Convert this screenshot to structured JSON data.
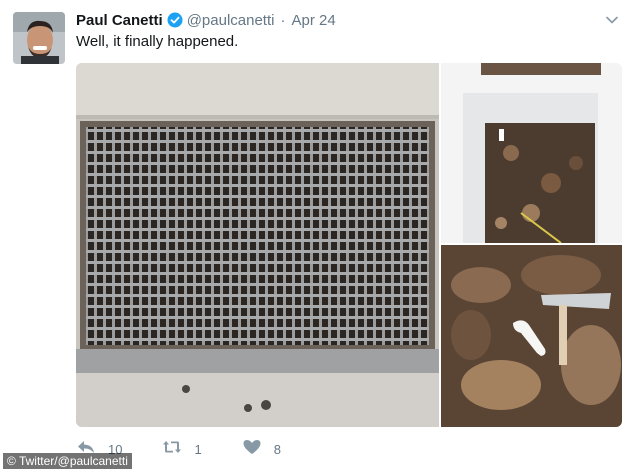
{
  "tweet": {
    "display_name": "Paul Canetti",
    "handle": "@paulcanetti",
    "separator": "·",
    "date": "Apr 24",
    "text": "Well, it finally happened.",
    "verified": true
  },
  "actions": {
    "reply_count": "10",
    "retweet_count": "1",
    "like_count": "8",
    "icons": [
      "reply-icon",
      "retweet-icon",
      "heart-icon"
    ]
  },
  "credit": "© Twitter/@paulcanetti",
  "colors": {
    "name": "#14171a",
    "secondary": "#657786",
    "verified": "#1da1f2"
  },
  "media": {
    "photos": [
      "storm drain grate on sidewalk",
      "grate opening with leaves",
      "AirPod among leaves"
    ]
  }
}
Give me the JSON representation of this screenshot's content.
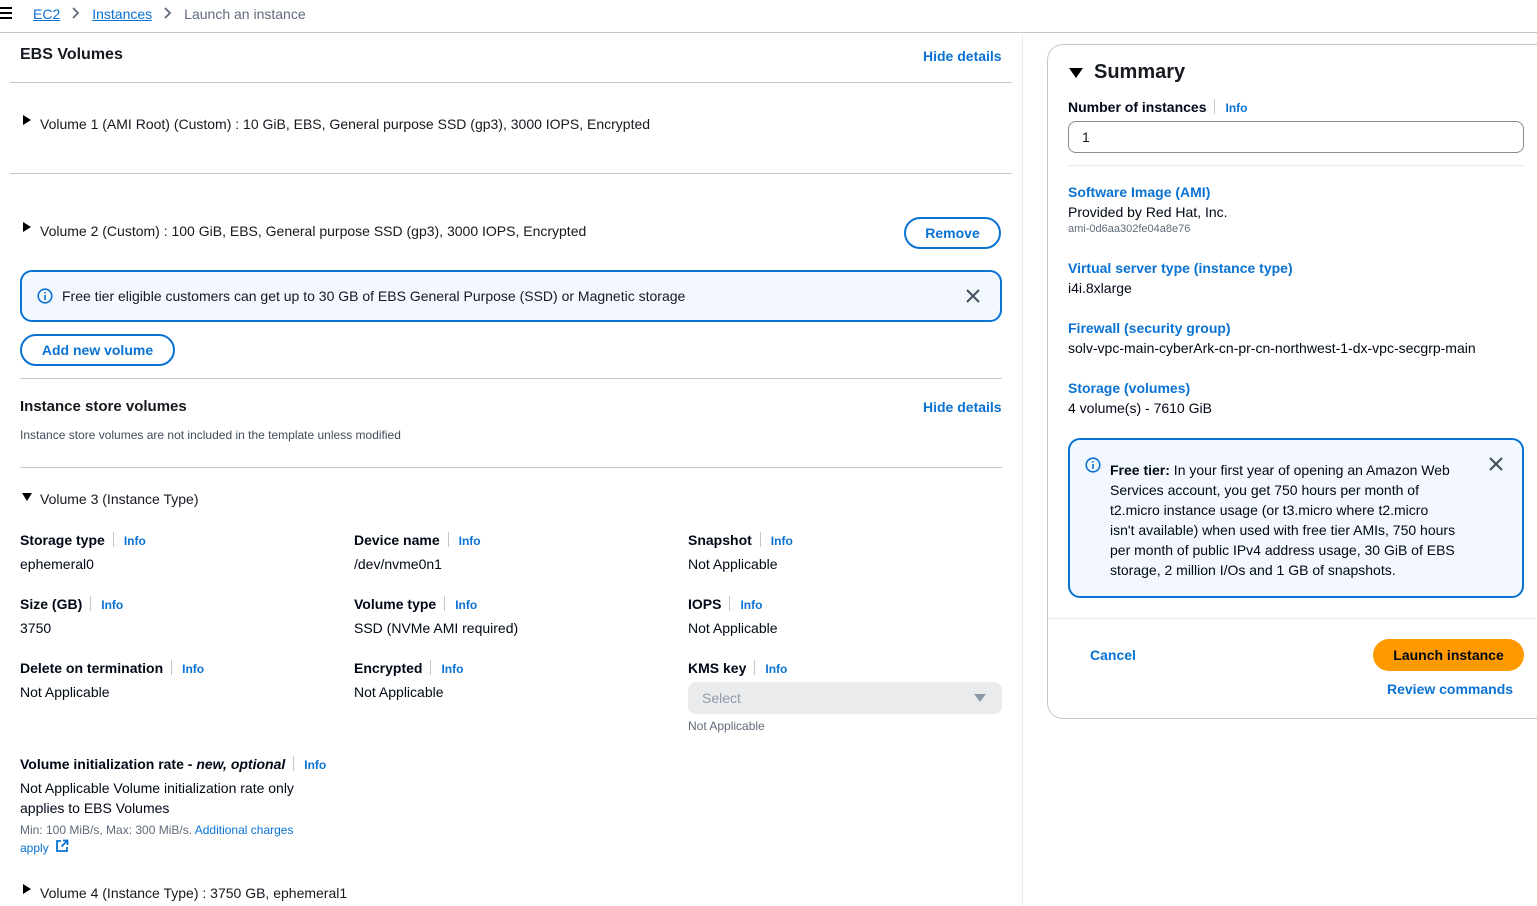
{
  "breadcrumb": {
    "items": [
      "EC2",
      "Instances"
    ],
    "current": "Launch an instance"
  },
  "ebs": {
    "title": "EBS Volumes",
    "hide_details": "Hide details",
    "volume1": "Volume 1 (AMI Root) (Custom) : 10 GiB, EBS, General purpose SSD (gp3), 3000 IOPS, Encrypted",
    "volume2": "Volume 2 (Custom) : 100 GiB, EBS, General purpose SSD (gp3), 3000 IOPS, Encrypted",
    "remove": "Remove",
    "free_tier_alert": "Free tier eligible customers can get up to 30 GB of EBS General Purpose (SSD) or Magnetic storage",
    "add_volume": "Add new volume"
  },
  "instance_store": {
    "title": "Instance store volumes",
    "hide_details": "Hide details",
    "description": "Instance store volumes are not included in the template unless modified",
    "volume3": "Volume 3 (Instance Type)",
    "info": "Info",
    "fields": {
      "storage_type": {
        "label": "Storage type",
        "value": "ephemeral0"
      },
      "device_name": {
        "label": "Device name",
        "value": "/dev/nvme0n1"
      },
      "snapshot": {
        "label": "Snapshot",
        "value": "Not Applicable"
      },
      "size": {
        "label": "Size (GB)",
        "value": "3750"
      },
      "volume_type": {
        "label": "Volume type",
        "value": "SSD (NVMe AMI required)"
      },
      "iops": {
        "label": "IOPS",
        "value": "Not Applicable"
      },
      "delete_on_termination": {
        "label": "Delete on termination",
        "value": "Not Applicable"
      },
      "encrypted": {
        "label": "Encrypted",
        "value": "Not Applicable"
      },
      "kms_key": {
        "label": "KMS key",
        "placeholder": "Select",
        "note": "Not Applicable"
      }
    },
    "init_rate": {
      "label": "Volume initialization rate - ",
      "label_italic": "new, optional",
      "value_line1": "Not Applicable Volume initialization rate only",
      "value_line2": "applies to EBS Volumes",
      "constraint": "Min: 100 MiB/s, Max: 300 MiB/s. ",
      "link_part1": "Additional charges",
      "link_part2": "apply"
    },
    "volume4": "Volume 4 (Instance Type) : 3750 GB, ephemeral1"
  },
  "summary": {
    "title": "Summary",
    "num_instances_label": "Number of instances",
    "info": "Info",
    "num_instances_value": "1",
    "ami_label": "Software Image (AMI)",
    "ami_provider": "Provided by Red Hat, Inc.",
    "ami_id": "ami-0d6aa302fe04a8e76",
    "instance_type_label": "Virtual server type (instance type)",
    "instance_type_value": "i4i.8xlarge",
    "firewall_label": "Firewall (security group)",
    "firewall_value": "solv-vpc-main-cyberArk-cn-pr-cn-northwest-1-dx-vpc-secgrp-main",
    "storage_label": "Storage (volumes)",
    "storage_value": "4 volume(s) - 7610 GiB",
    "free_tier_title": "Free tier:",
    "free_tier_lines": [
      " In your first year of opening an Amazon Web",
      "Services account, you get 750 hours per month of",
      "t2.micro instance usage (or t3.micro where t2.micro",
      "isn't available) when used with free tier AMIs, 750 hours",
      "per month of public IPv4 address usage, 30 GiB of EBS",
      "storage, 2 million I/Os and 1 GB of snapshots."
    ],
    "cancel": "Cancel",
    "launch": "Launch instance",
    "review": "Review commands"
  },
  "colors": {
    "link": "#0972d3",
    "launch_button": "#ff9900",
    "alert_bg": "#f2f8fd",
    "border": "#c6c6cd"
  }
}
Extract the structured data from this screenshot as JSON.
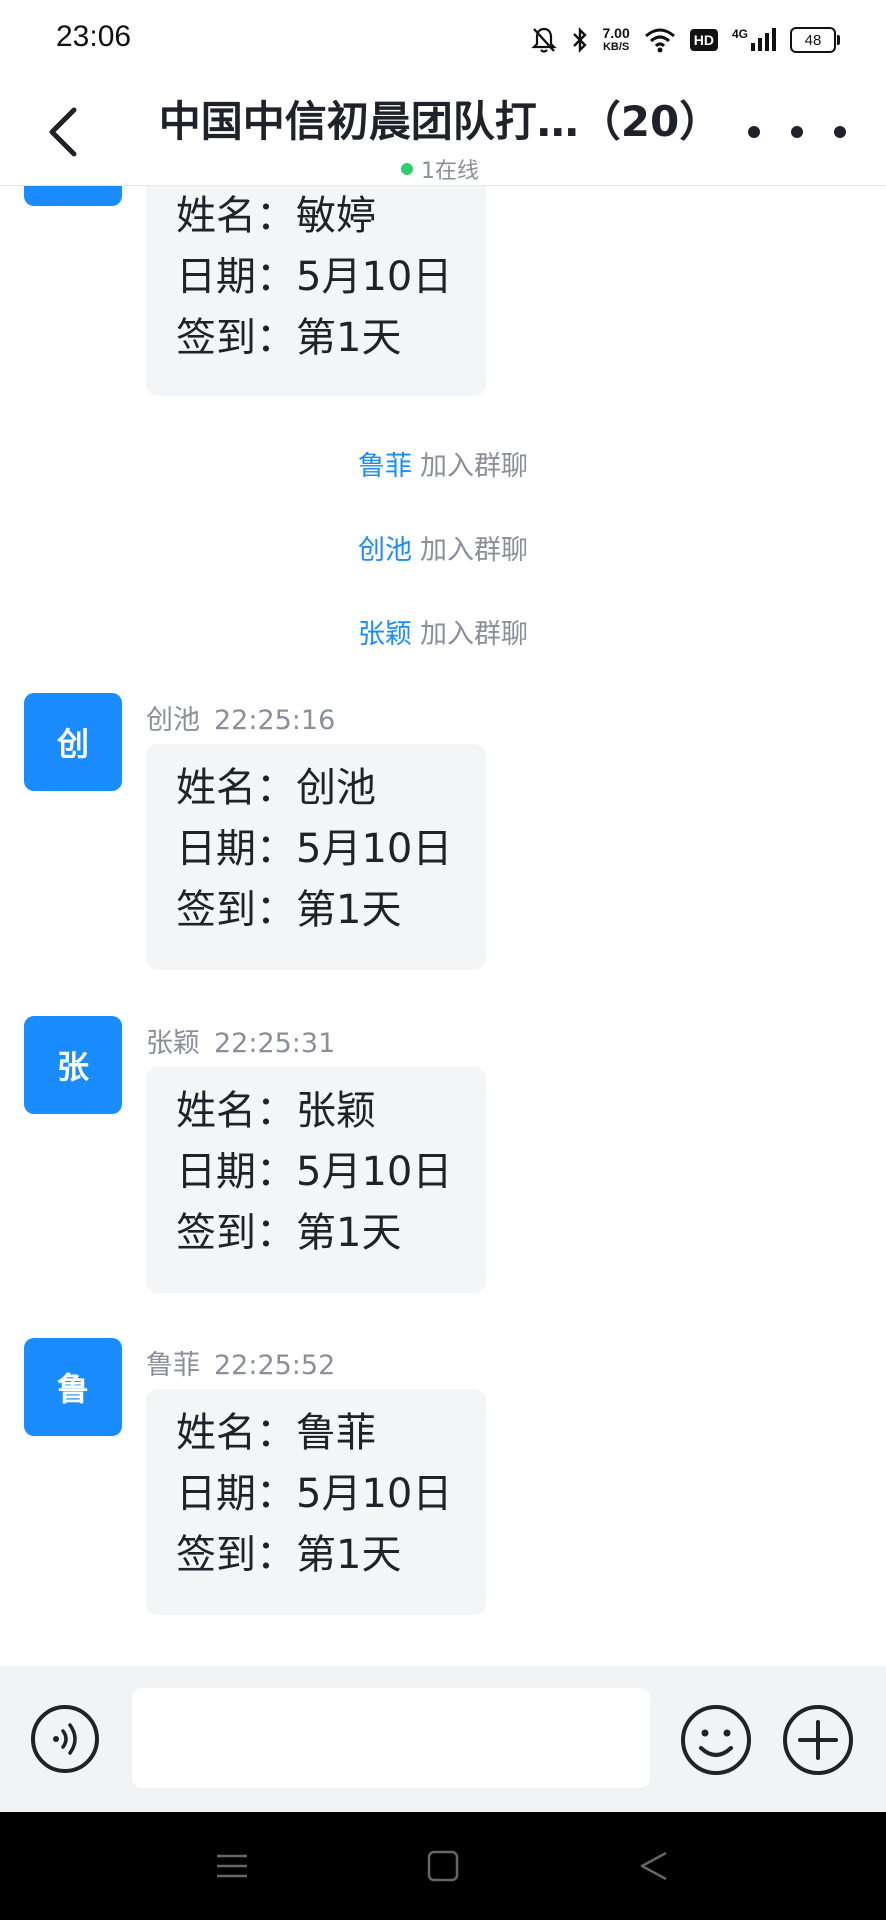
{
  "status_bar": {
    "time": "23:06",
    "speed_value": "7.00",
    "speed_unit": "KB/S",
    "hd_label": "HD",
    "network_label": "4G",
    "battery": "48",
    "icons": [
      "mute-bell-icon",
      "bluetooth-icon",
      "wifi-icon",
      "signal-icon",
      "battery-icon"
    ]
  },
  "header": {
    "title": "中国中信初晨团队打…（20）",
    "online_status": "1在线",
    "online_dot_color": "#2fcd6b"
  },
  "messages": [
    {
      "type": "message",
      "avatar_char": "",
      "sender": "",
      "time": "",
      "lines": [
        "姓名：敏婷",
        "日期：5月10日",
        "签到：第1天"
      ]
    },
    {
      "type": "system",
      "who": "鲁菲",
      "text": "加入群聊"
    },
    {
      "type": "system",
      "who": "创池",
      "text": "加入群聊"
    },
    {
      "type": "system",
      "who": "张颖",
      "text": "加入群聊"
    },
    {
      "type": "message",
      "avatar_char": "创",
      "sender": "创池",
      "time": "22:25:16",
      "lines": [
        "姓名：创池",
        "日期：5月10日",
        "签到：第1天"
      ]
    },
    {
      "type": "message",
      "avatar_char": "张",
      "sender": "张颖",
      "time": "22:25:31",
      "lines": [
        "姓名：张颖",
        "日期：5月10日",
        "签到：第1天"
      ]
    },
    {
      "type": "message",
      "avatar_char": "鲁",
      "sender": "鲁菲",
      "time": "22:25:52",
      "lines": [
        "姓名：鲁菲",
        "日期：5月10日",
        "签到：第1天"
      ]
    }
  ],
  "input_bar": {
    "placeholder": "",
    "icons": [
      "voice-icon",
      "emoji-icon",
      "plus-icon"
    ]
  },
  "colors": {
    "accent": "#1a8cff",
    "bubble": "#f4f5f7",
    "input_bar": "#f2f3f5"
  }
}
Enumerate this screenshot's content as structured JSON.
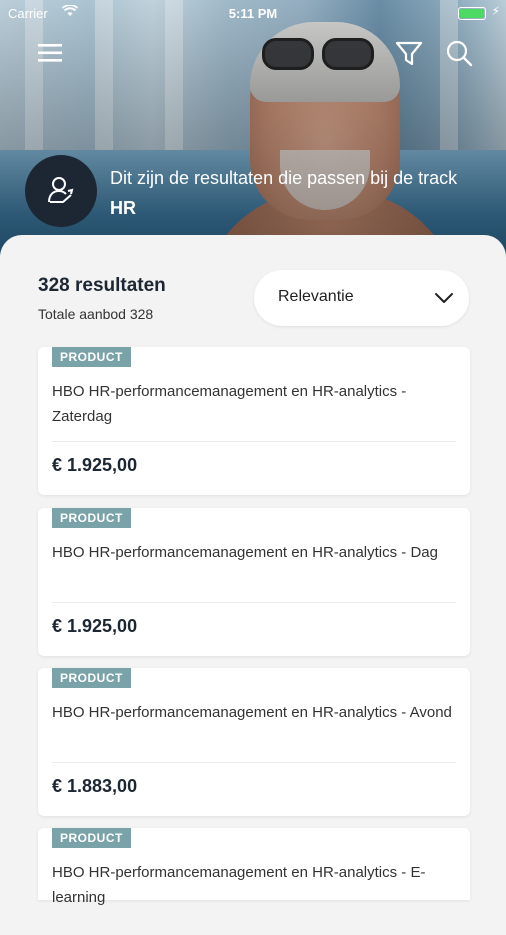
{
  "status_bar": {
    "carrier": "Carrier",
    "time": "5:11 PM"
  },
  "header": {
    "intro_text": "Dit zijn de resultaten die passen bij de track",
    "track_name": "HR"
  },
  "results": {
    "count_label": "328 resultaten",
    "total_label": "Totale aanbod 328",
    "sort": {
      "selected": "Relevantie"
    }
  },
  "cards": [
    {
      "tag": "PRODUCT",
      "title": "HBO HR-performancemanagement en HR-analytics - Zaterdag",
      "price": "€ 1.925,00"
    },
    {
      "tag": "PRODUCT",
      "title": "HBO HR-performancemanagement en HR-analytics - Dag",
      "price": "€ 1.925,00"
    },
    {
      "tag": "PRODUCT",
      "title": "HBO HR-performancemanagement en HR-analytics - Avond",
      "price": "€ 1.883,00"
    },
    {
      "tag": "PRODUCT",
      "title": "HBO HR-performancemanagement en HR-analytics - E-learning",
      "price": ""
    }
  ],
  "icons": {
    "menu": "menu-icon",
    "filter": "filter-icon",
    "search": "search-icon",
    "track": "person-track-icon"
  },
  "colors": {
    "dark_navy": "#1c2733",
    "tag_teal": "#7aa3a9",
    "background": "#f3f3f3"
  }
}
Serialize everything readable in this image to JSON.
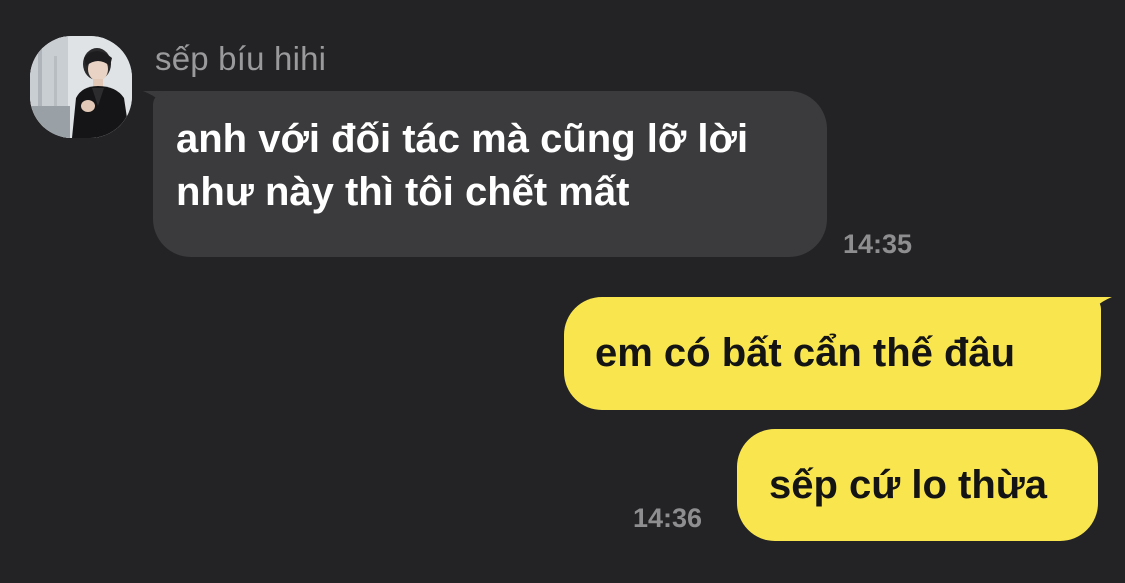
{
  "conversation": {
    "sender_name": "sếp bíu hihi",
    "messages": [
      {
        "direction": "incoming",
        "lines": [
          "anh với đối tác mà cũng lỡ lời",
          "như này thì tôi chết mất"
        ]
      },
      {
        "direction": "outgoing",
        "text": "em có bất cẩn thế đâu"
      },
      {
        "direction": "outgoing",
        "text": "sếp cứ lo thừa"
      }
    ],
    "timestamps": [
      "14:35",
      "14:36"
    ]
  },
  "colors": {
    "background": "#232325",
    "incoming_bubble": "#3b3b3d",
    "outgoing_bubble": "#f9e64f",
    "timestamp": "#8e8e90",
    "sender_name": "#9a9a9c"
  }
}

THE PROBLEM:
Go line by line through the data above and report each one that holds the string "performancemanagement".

SOLUTION FOR THIS EXERCISE:
      "title": "HBO HR-performancemanagement en HR-analytics - Zaterdag",
      "title": "HBO HR-performancemanagement en HR-analytics - Dag",
      "title": "HBO HR-performancemanagement en HR-analytics - Avond",
      "title": "HBO HR-performancemanagement en HR-analytics - E-learning",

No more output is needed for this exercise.